Perhaps the most interesting aspect of this landslide is a large graben structure that is opening up at the crest of the landslide. This is one of the figures from the paper, showing a geomorphological map of the landslide together with, bottom left, the graben structure:
In the paper we examined some very detailed monitoring data that was collected in a study led by our co-author, Roger Moore, between 1998 and 2002. During this time, Halcrow monitored the pore water pressure at depth using piezometers located in deep boreholes and the opening of the graben using crackmeters (to measure horizontal movements) and settlement cells (to measure vertical movements). We found that the movement of landslide can be divided into two key components. In the background is long-term creep of the landslide, at rates of about 5 to 10 mm per year, regardless of the groundwater conditions. This indicates that the landslide is in a condition of marginal stability / instability. However, when the groundwater level rises due to periods of heavy rainfall the landslide moves more rapidly – up to about 35 mm per year – but in a complex manner. This is captured in the diagram below, which is part of Fig. 6 from the paper:
The upper panel of the diagram shows the movement of the landslide as indicated by extension of the graben sides and subsidence of the graben floor. The lower panel shows the same data for the crackmeter, but expressed as a displacement rate, and the measured groundwater level. It is clear that as the groundwater level increases the landslide movement rate goes up, and vice versa. However, across the entire dataset we found that the relationship between the pore water pressure and movement rate was not simple, and in particular that sometimes the movement rate remained elevated even as pore water pressures reduced.
At Ventnor there has long been discussion of the likelihood that the landslide might transition into a more rapid movement event. Our data suggests that because the landslide is occurring on a very well-developed basal shear plane, and because the toe of the landslide is buttressed by large landslide blocks, this is unlikely without some fundamental shift in material behaviour.

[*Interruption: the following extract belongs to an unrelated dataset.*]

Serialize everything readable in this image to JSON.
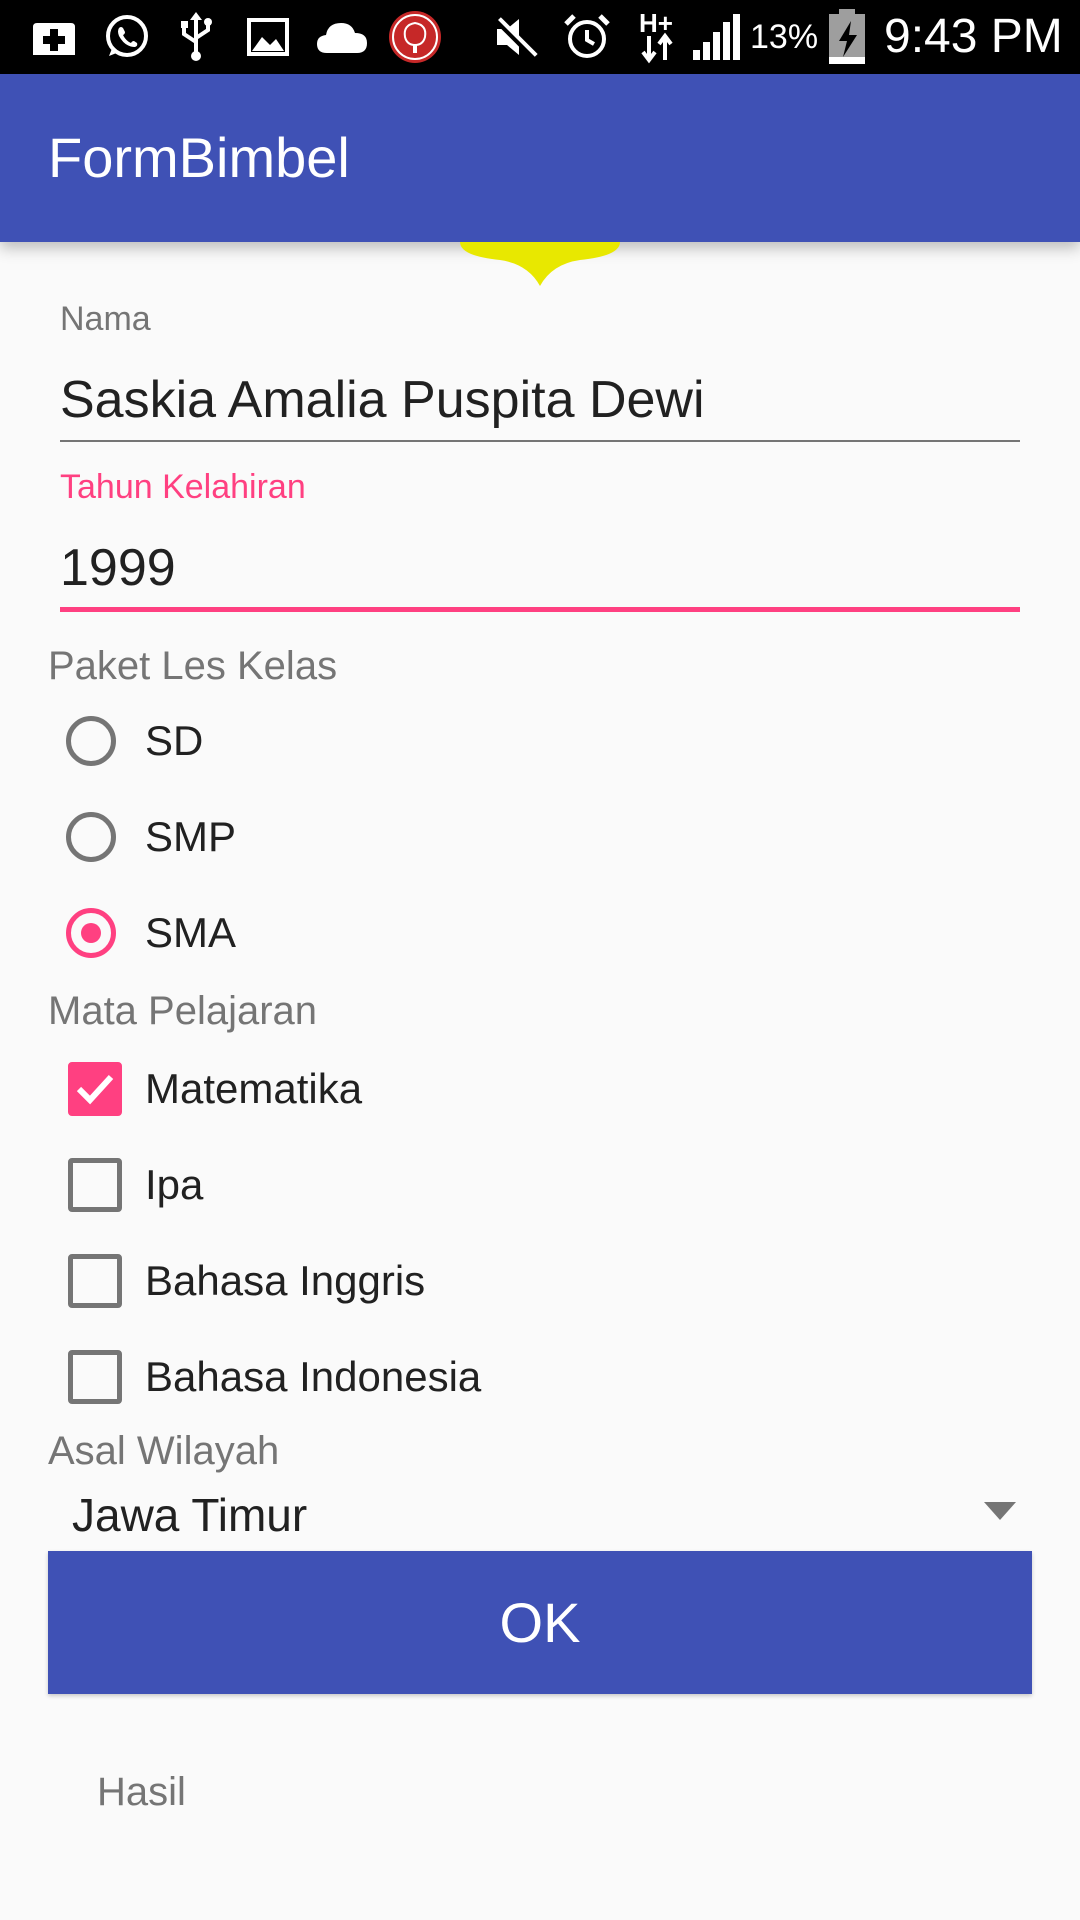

Carey, J.M., Moore, R. and Petley, D.N. 2014. Patterns of movement in the Ventnor landslide complex, Isle of Wight, southern England. Landslides. doi: http://dx.doi.org/10.1007/s10346-014-0538-1

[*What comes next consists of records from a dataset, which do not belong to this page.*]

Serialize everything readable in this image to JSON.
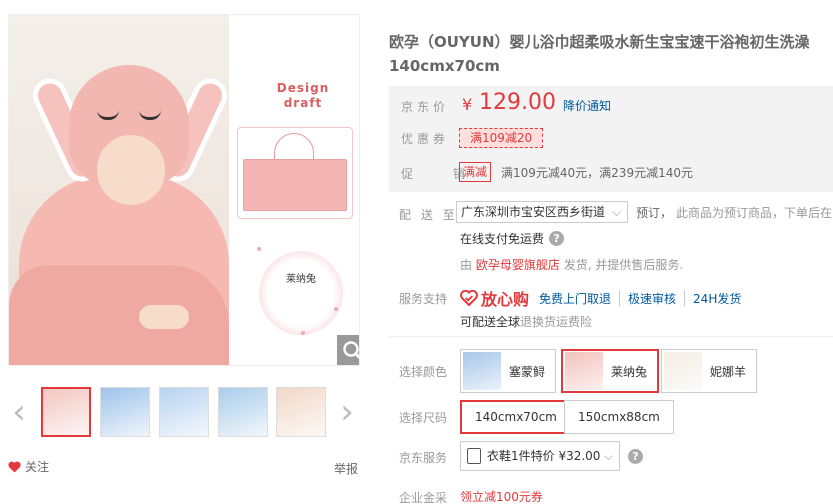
{
  "gallery": {
    "design_line1": "Design",
    "design_line2": "draft",
    "variant_name": "莱纳兔",
    "prev_arrow": "‹",
    "next_arrow": "›",
    "follow_label": "关注",
    "report_label": "举报",
    "thumb_colors": [
      "#f3c6c1",
      "#9fc3ea",
      "#b7d3f0",
      "#a9cdea",
      "#f0d8c8"
    ]
  },
  "product": {
    "title_line1": "欧孕（OUYUN）婴儿浴巾超柔吸水新生宝宝速干浴袍初生洗澡",
    "title_line2": "140cmx70cm"
  },
  "price": {
    "label": "京东价",
    "currency": "¥",
    "value": "129.00",
    "notify": "降价通知",
    "coupon_label": "优惠券",
    "coupon": "满109减20",
    "promo_label": "促 销",
    "promo_tag": "满减",
    "promo_text": "满109元减40元，满239元减140元"
  },
  "delivery": {
    "label": "配 送 至",
    "address": "广东深圳市宝安区西乡街道",
    "presale": "预订，",
    "presale_note": "此商品为预订商品，下单后在",
    "free_shipping": "在线支付免运费",
    "ship_prefix": "由",
    "shop": "欧孕母婴旗舰店",
    "ship_suffix": "发货, 并提供售后服务."
  },
  "service": {
    "label": "服务支持",
    "badge": "放心购",
    "items": [
      "免费上门取退",
      "极速审核",
      "24H发货"
    ],
    "note_main": "可配送全球",
    "note_gray": "退换货运费险"
  },
  "options": {
    "color_label": "选择颜色",
    "colors": [
      {
        "name": "塞蒙鲟",
        "swatch": "#a7c7ea"
      },
      {
        "name": "莱纳兔",
        "swatch": "#f3c2bd"
      },
      {
        "name": "妮娜羊",
        "swatch": "#f3ede4"
      }
    ],
    "size_label": "选择尺码",
    "sizes": [
      "140cmx70cm",
      "150cmx88cm"
    ],
    "jd_service_label": "京东服务",
    "jd_service": "衣鞋1件特价 ¥32.00",
    "biz_label": "企业金采",
    "biz_coupon": "领立减100元券"
  },
  "colors": {
    "accent": "#e4393c",
    "link": "#005aa0"
  }
}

My name is Mike & my partner & i are buying a house in ocean view road ventnor , please please could you tell me if its to risky as we can’t afford to lose everything we know up by steep Hill road is where the fault line is but that is different to the landslip isn’t it , any up to date news would be really great as its very hard to get information on it
[You will understand that I cannot give advice on any property. However, I think in general the risk to the vast majority of properties in Ventnor is low.]
Ocean View Road is directly below the graben. Having lived in Ventnor all my life I don’t recommend buying there.
Interestingly, we sold the property Mike was initially interested in purchasing but only after some stress. One particular surveyor included in his report that the house was leaning. A further structural report confirmed there was no subsidence but suggested historical settling. The door and window frames were all vertical as were the north/west and east facing walls. There were no visible cracks so I would suggest the house, which was semi detached was built that way. The afore mentioned ‘surveyor’, who is apparently well known for hating Ventnor (our estate agents words) also wrote that the house was un-mortgagable while the steep steps and lack of off street parking made it un-sellable. On top of that, IOW council ‘in their wisdom’, in light of a small landslip issue closer to the town upgraded the risk of subsidence for the whole of PO38 to HIGH.
This meant that a large area including the town itself was now at high risk of landslip. We sold it to a family who obtained a mortgage and now own a wonderful three bedroom house with amazing sea views.